Although Trinity Mirror has, like all publishers, lost core circulation and advertising revenue, it has barely moved the dial on its digital business performance, which last year was below even 2008 levels.
“We level the blame at Sly Bailey and the directors – they conditioned people in Britain to expect free content,” the chief reporter of Trinity Mirror’s own Media Wales, Martin Shipton, said last year, decrying “the greedy pursuit of unsustainably high profits”.
Still, the company’s statement announcing her exit claims: “Importantly, Sly has also established the basis of a digital strategy for the Group going forward.”
Amongst Bailey’s last acts had been reorganising the publisher’s digital leadership last year. Mirror.co.uk traffic fell after a site redesign.
Bailey’s exit will lighten the wage bill at Trinity Mirror, which has downsized its headcount from 8,000 in 2008 to 6,000 in 2011.

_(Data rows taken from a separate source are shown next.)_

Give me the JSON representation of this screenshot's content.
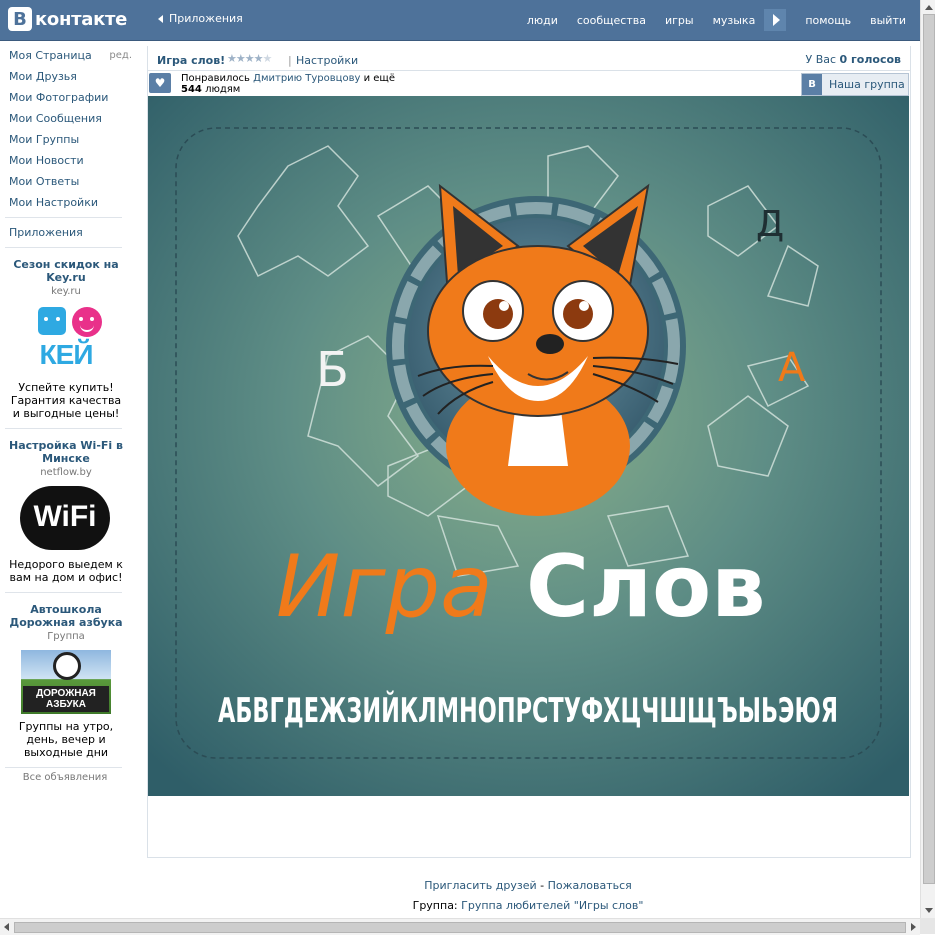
{
  "header": {
    "logo_letter": "B",
    "logo_text": "контакте",
    "back_label": "Приложения",
    "nav": [
      "люди",
      "сообщества",
      "игры",
      "музыка",
      "помощь",
      "выйти"
    ]
  },
  "sidebar": {
    "items": [
      {
        "label": "Моя Страница",
        "edit": "ред."
      },
      {
        "label": "Мои Друзья"
      },
      {
        "label": "Мои Фотографии"
      },
      {
        "label": "Мои Сообщения"
      },
      {
        "label": "Мои Группы"
      },
      {
        "label": "Мои Новости"
      },
      {
        "label": "Мои Ответы"
      },
      {
        "label": "Мои Настройки"
      }
    ],
    "apps_label": "Приложения",
    "ads": [
      {
        "title": "Сезон скидок на Key.ru",
        "domain": "key.ru",
        "text": "Успейте купить! Гарантия качества и выгодные цены!",
        "logo": "КЕЙ"
      },
      {
        "title": "Настройка Wi-Fi в Минске",
        "domain": "netflow.by",
        "text": "Недорого выедем к вам на дом и офис!",
        "logo": "WiFi"
      },
      {
        "title": "Автошкола Дорожная азбука",
        "domain": "Группа",
        "text": "Группы на утро, день, вечер и выходные дни",
        "logo": "ДОРОЖНАЯ АЗБУКА"
      }
    ],
    "all_ads": "Все объявления"
  },
  "app": {
    "title": "Игра слов!",
    "rating_stars": 4,
    "settings_label": "Настройки",
    "votes_prefix": "У Вас",
    "votes_value": "0 голосов",
    "likes_prefix": "Понравилось",
    "likes_friend": "Дмитрию Туровцову",
    "likes_and": "и ещё",
    "likes_count": "544",
    "likes_suffix": "людям",
    "group_button_letter": "В",
    "group_button": "Наша группа",
    "game_title_1": "Игра",
    "game_title_2": "Слов",
    "alphabet": "АБВГДЕЖЗИЙКЛМНОПРСТУФХЦЧШЩЪЫЬЭЮЯ",
    "floating_letters": [
      "Б",
      "Д",
      "А"
    ]
  },
  "footer": {
    "invite": "Пригласить друзей",
    "sep": " - ",
    "complain": "Пожаловаться",
    "group_prefix": "Группа:",
    "group_link": "Группа любителей \"Игры слов\""
  },
  "colors": {
    "header": "#4e729a",
    "link": "#2b587a",
    "game_bg": "#4f7f7d",
    "fox": "#f07a1a"
  }
}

Magazine publisher Future also jettisoned its CEO, Stevie Spring, in October in a cost-saving exercise.